tBekono: That’s a serious problem in this society. I can’t talk in terms of percentages, of exactly how common it is, but I know it happens. I’ve heard of cases in the north, for example, where young girls are sexually abused. Sometimes it happens under the guise of marriage, in the sense that girls are pressured into marrying at a very early age in order to satisfy the desires of the husband. It’s even happened that once the husband no longer finds the girl pleasing, he simply sends her back to her family. I’m sure it’s happened even to some of the girls in this school, but I wouldn’t have any idea about numbers, how many cases we’re talking about.
What about polygamy?
Bekono: This is a form of discrimination against women, because there’s no such thing in the world as a woman who truly wants to share her husband. Of course, that’s not the only difficulty it creates. Let me talk about my own family. My grandfather was the chief in our village, and he had 100 wives. My father saw the suffering that situation created, and he decided he would not take many wives. Here’s an example of what I mean: No one man can possibly satisfy 100 wives, and a result, there many cases of adultery. Many of the women got pregnant from these affairs, and obviously those children didn’t look like the chief. My father, who was actually the son of the chief, saw how these other children suffered because they were considered illegitimate. It caused huge disorder in the family, and my father decided he didn’t want to create similar situations. My brothers in our family today would never even consider having more than one wife. I think this is something that was more common in my grandfather’s generation, but now it’s passing away.
Let’s finish by talking about women inside the church. Do you feel like full partners in the Catholic church in Cameroon?
Bekono: Yes. Women are part of the church. You can see that at the church services, all the contributions women make. As a matter of fact, at Sunday Mass you generally see many more women than men. They pray, they’re very active in the church, they give their time and services to the church.
But are women also leaders in the church?
Bekono: Not much.
Atem: I don’t agree with that.

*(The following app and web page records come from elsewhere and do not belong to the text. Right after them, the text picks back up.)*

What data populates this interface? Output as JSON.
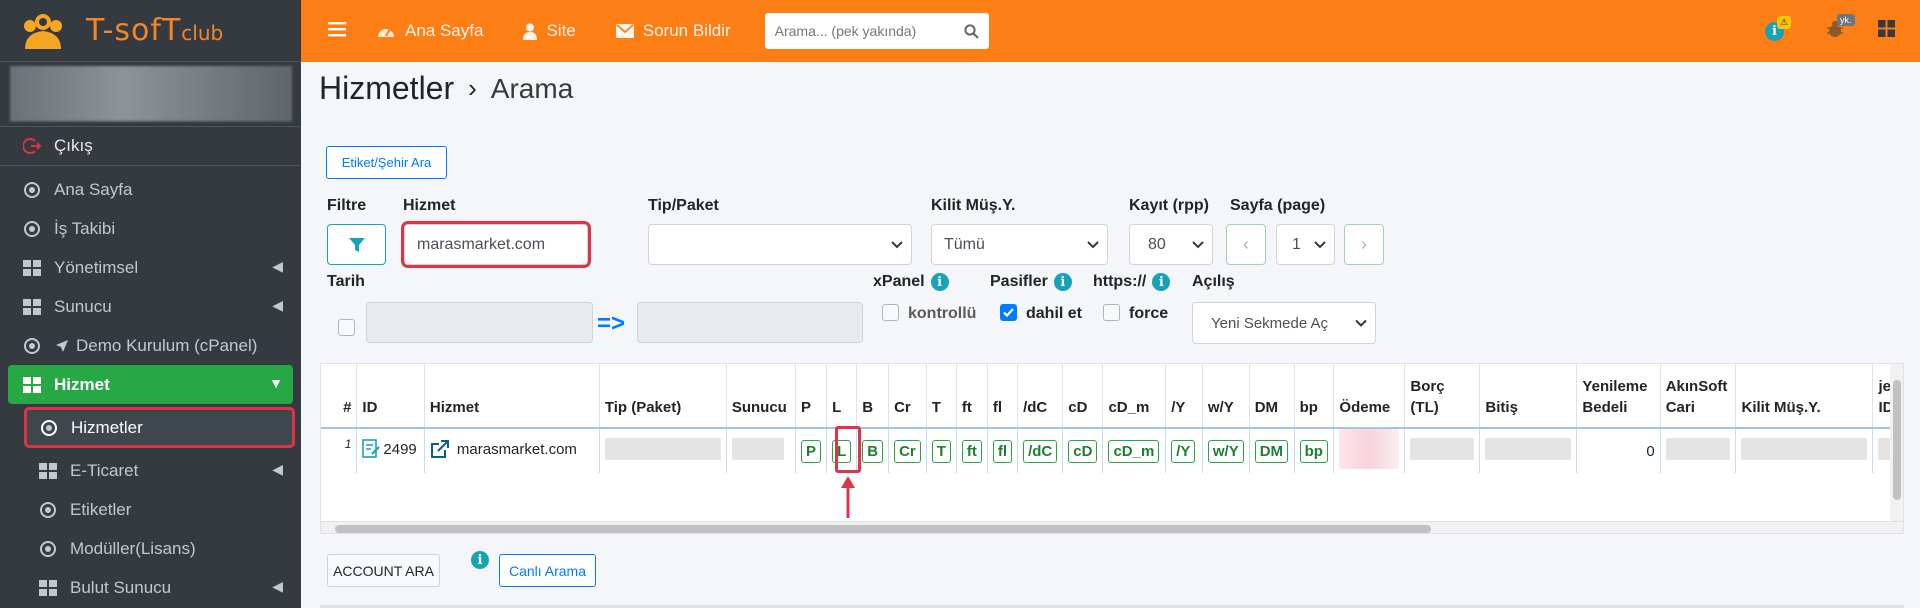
{
  "brand": {
    "name": "T-sofT",
    "suffix": "club"
  },
  "sidebar": {
    "logout": "Çıkış",
    "items": [
      {
        "label": "Ana Sayfa",
        "icon": "circle-icon"
      },
      {
        "label": "İş Takibi",
        "icon": "circle-icon"
      },
      {
        "label": "Yönetimsel",
        "icon": "grid-icon"
      },
      {
        "label": "Sunucu",
        "icon": "grid-icon"
      },
      {
        "label": "Demo Kurulum (cPanel)",
        "icon": "paper-plane-icon"
      },
      {
        "label": "Hizmet",
        "icon": "grid-icon"
      },
      {
        "label": "Hizmetler",
        "icon": "circle-icon"
      },
      {
        "label": "E-Ticaret",
        "icon": "grid-icon"
      },
      {
        "label": "Etiketler",
        "icon": "circle-icon"
      },
      {
        "label": "Modüller(Lisans)",
        "icon": "circle-icon"
      },
      {
        "label": "Bulut Sunucu",
        "icon": "grid-icon"
      }
    ]
  },
  "topbar": {
    "home": "Ana Sayfa",
    "site": "Site",
    "report": "Sorun Bildir",
    "search_placeholder": "Arama... (pek yakında)",
    "badge_warn": "⚠",
    "badge_yk": "yk."
  },
  "page": {
    "title": "Hizmetler",
    "sub": "Arama",
    "sep": "›"
  },
  "filters": {
    "tag_search": "Etiket/Şehir Ara",
    "filtre": "Filtre",
    "hizmet": "Hizmet",
    "hizmet_value": "marasmarket.com",
    "tip_paket": "Tip/Paket",
    "kilit": "Kilit Müş.Y.",
    "kilit_value": "Tümü",
    "kayit": "Kayıt (rpp)",
    "kayit_value": "80",
    "sayfa": "Sayfa (page)",
    "sayfa_value": "1",
    "prev": "‹",
    "next": "›",
    "tarih": "Tarih",
    "arrow": "=>",
    "xpanel": "xPanel",
    "pasifler": "Pasifler",
    "https": "https://",
    "acilis": "Açılış",
    "kontrollu": "kontrollü",
    "dahil_et": "dahil et",
    "force": "force",
    "acilis_value": "Yeni Sekmede Aç"
  },
  "table": {
    "headers": [
      "#",
      "ID",
      "Hizmet",
      "Tip (Paket)",
      "Sunucu",
      "P",
      "L",
      "B",
      "Cr",
      "T",
      "ft",
      "fl",
      "/dC",
      "cD",
      "cD_m",
      "/Y",
      "w/Y",
      "DM",
      "bp",
      "Ödeme",
      "Borç (TL)",
      "Bitiş",
      "Yenileme Bedeli",
      "AkınSoft Cari",
      "Kilit Müş.Y.",
      "je ID"
    ],
    "row": {
      "num": "1",
      "id": "2499",
      "hizmet": "marasmarket.com",
      "codes": [
        "P",
        "L",
        "B",
        "Cr",
        "T",
        "ft",
        "fl",
        "/dC",
        "cD",
        "cD_m",
        "/Y",
        "w/Y",
        "DM",
        "bp"
      ],
      "yenileme": "0"
    }
  },
  "bottom": {
    "account_ara": "ACCOUNT ARA",
    "canli": "Canlı Arama"
  },
  "colors": {
    "topbar": "#fd7e14",
    "sidebar": "#343a40",
    "active": "#28a745",
    "highlight": "#dc3545"
  }
}
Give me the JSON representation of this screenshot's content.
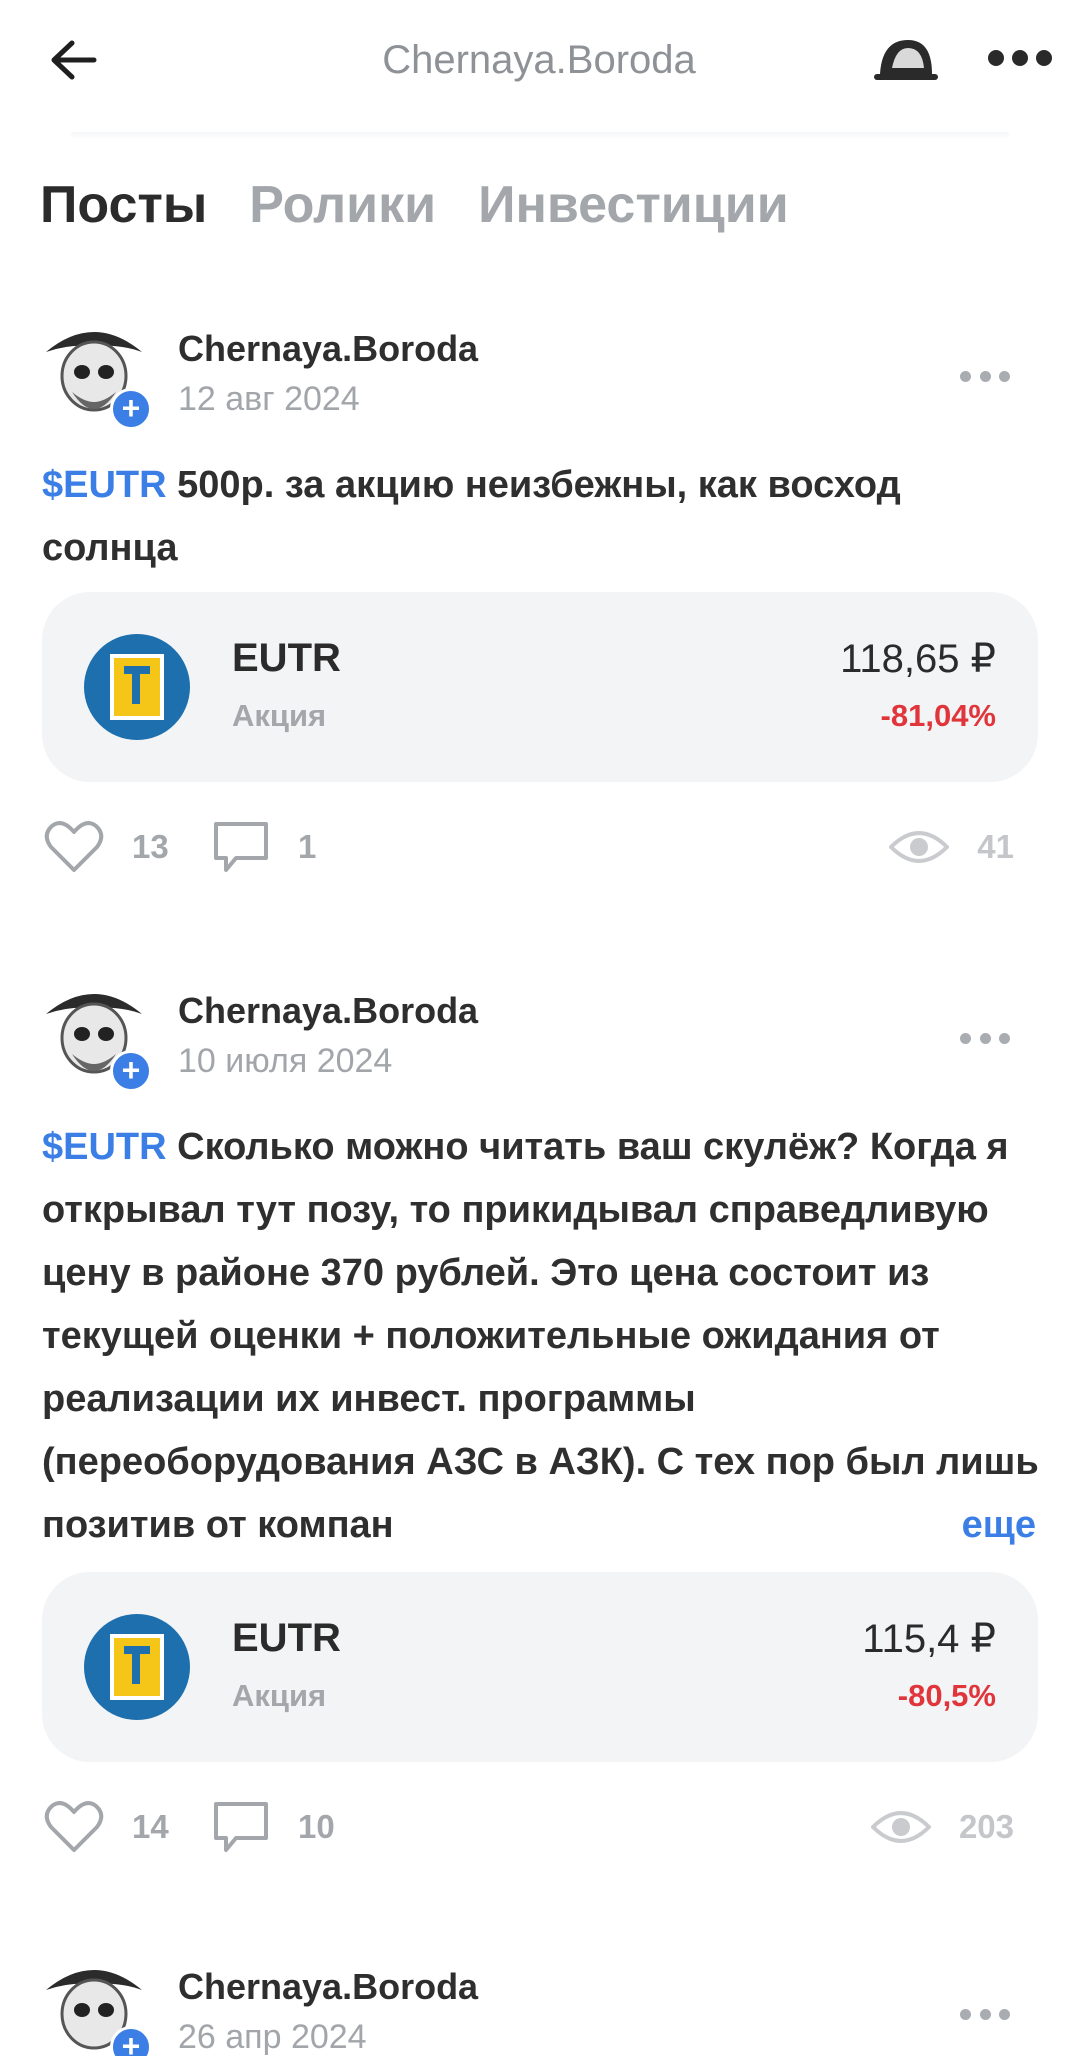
{
  "header": {
    "title": "Chernaya.Boroda"
  },
  "tabs": [
    {
      "label": "Посты",
      "active": true
    },
    {
      "label": "Ролики",
      "active": false
    },
    {
      "label": "Инвестиции",
      "active": false
    }
  ],
  "posts": [
    {
      "author": "Chernaya.Boroda",
      "date": "12 авг 2024",
      "ticker": "$EUTR",
      "text": " 500р. за акцию неизбежны, как восход солнца",
      "asset": {
        "name": "EUTR",
        "type": "Акция",
        "price": "118,65 ₽",
        "change": "-81,04%"
      },
      "likes": "13",
      "comments": "1",
      "views": "41"
    },
    {
      "author": "Chernaya.Boroda",
      "date": "10 июля 2024",
      "ticker": "$EUTR",
      "text": " Сколько можно читать ваш скулёж? Когда я открывал тут позу, то прикидывал справедливую цену в районе 370 рублей. Это цена состоит из текущей оценки + положительные ожидания от реализации их инвест. программы (переоборудования АЗС в АЗК). С тех пор был лишь позитив от компан",
      "more_label": "еще",
      "asset": {
        "name": "EUTR",
        "type": "Акция",
        "price": "115,4 ₽",
        "change": "-80,5%"
      },
      "likes": "14",
      "comments": "10",
      "views": "203"
    },
    {
      "author": "Chernaya.Boroda",
      "date": "26 апр 2024"
    }
  ],
  "colors": {
    "accent": "#3b7ee5",
    "negative": "#e0353b",
    "muted": "#a3a6aa"
  }
}
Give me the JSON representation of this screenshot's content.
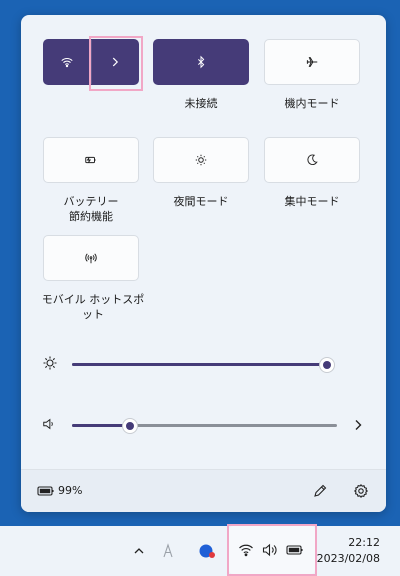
{
  "quick_settings": {
    "tiles": {
      "bluetooth_label": "未接続",
      "airplane_label": "機内モード",
      "battery_saver_label_1": "バッテリー",
      "battery_saver_label_2": "節約機能",
      "night_light_label": "夜間モード",
      "focus_label": "集中モード",
      "hotspot_label_1": "モバイル ホットスポ",
      "hotspot_label_2": "ット"
    },
    "brightness_level": 1.0,
    "volume_level": 0.22,
    "battery_text": "99%"
  },
  "taskbar": {
    "time": "22:12",
    "date": "2023/02/08"
  },
  "colors": {
    "accent": "#453b78",
    "desktop": "#1b63b4",
    "panel": "#eef3f9",
    "highlight": "#f1a7c6"
  }
}
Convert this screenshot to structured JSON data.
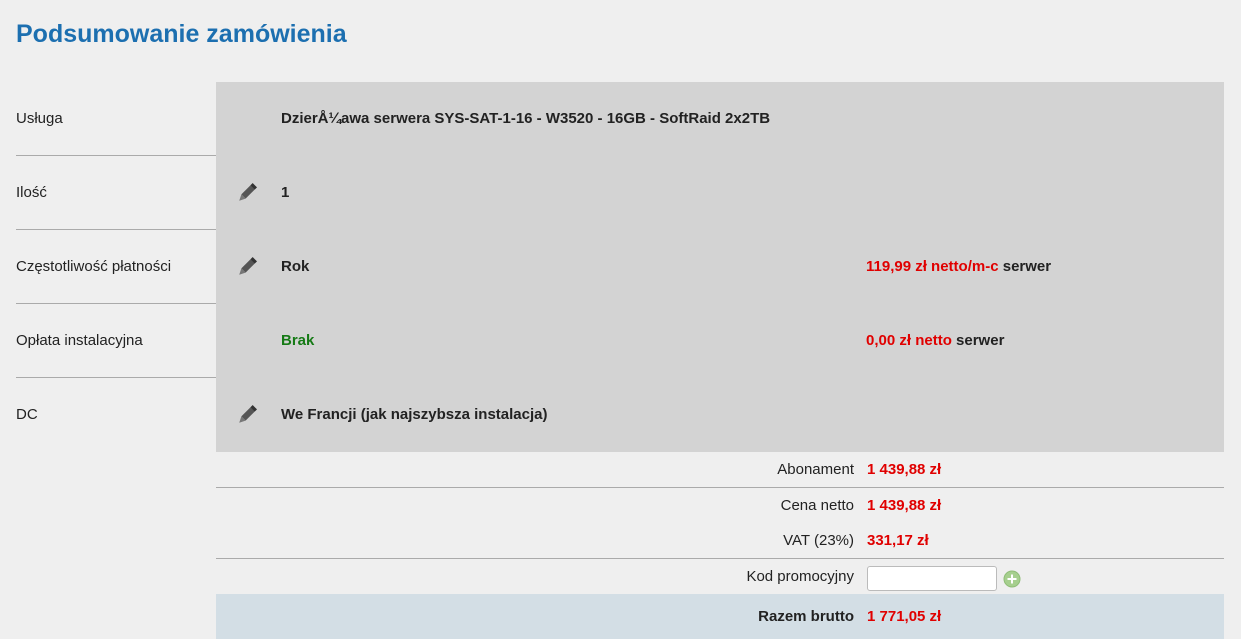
{
  "page_title": "Podsumowanie zamówienia",
  "rows": [
    {
      "label": "Usługa",
      "value": "DzierÅ¼awa serwera SYS-SAT-1-16 - W3520 - 16GB - SoftRaid 2x2TB",
      "editable": false
    },
    {
      "label": "Ilość",
      "value": "1",
      "editable": true,
      "edit_icon": "pencil-icon"
    },
    {
      "label": "Częstotliwość płatności",
      "value": "Rok",
      "editable": true,
      "edit_icon": "pencil-icon",
      "price": {
        "amount": "119,99 zł netto/m-c",
        "suffix": "serwer"
      }
    },
    {
      "label": "Opłata instalacyjna",
      "value": "Brak",
      "value_color": "#157a15",
      "editable": false,
      "price": {
        "amount": "0,00 zł netto",
        "suffix": "serwer"
      }
    },
    {
      "label": "DC",
      "value": "We Francji (jak najszybsza instalacja)",
      "editable": true,
      "edit_icon": "pencil-icon"
    }
  ],
  "summary": {
    "subscription": {
      "label": "Abonament",
      "value": "1 439,88 zł"
    },
    "net_price": {
      "label": "Cena netto",
      "value": "1 439,88 zł"
    },
    "vat": {
      "label": "VAT (23%)",
      "value": "331,17 zł"
    },
    "promo": {
      "label": "Kod promocyjny",
      "value": "",
      "placeholder": "",
      "add_icon": "plus-circle-icon"
    },
    "total": {
      "label": "Razem brutto",
      "value": "1 771,05 zł"
    }
  },
  "colors": {
    "title": "#1c6fb0",
    "price_red": "#e00000",
    "green": "#157a15",
    "cell_bg": "#d3d3d3",
    "total_bg": "#d3dee5"
  }
}
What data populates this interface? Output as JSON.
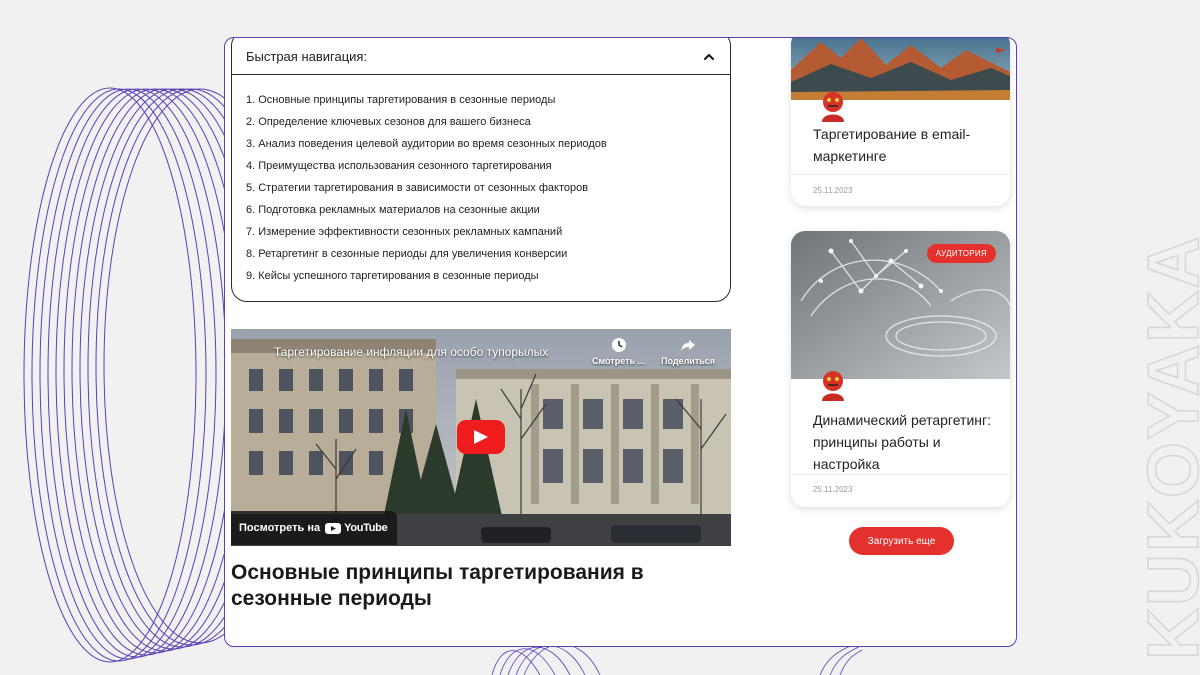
{
  "brand": {
    "vertical_text": "KUKOYAKA",
    "stroke_color": "#d7d7d7"
  },
  "colors": {
    "frame_border": "#5b3fb5",
    "accent_red": "#e5312e",
    "deco_purple": "#5b3fb5"
  },
  "quick_nav": {
    "title": "Быстрая навигация:",
    "toggle_icon": "chevron-up-icon",
    "items": [
      {
        "label": "1.  Основные принципы таргетирования в сезонные периоды"
      },
      {
        "label": "2.  Определение ключевых сезонов для вашего бизнеса"
      },
      {
        "label": "3.  Анализ поведения целевой аудитории во время сезонных периодов"
      },
      {
        "label": "4.  Преимущества использования сезонного таргетирования"
      },
      {
        "label": "5.  Стратегии таргетирования в зависимости от сезонных факторов"
      },
      {
        "label": "6.  Подготовка рекламных материалов на сезонные акции"
      },
      {
        "label": "7.  Измерение эффективности сезонных рекламных кампаний"
      },
      {
        "label": "8.  Ретаргетинг в сезонные периоды для увеличения конверсии"
      },
      {
        "label": "9.  Кейсы успешного таргетирования в сезонные периоды"
      }
    ]
  },
  "video": {
    "title": "Таргетирование инфляции для особо тупорылых",
    "watch_later_label": "Смотреть ...",
    "share_label": "Поделиться",
    "watch_on_label": "Посмотреть на",
    "youtube_label": "YouTube"
  },
  "article": {
    "heading": "Основные принципы таргетирования в сезонные периоды"
  },
  "sidebar": {
    "cards": [
      {
        "title": "Таргетирование в email-маркетинге",
        "date": "25.11.2023",
        "tag": ""
      },
      {
        "title": "Динамический ретаргетинг: принципы работы и настройка",
        "date": "25.11.2023",
        "tag": "АУДИТОРИЯ"
      }
    ],
    "load_more_label": "Загрузить еще"
  }
}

Where I come from, we have many small Christian communities and many apostolic societies, and many of the leaders of those groups are women. I was a promoter in one of these groups, and there are lots of them. I think that’s important, because women do bring something different to the church. Men always think in terms of power and superiority, but women have a different instinct that I believe the church badly needs.
Bekono: It’s true that in some groups you can see women holding leadership positions. But when it comes to decision-making in the church, you won’t see many women. Even the pope’s visit shows this … the pope came to Cameroon and he met the bishops, he met the Muslims, he met politicians, but he did not meet with women.
Atem: That’s true. The church talks about the whole idea of the place of women, as if women are no longer left behind. But women are left behind, and even the pope proves it. As my sister said, he met with the bishops, but he didn’t call in all the superiors of religious orders to see what they’re up to.
Some critics would say that women will never be full partners in the church until they can become priests. Do you agree?
Bekono: Women don’t need to be priests to be partners. There are many things that can be done within the church that don’t require being a priest. For example, women can hold offices in dioceses and in the episcopal conference.
Would you support the idea of women priests?
Bekono: No. I’m used to the way things are. The apostles were all men, so it makes sense that only men are priests. It’s our tradition to have men as the pastors of the church. If it should happen one day that the church would decide to have women priests, I would accept it, but I don’t really want it.
Atem: I agree that women don’t need to be priests to take their place in the church. I don’t wish to see women priests, because it is not our tradition. If the church should make that decision, if the pope were to decide that this is what should happen, then I would go along, but it’s not my desire.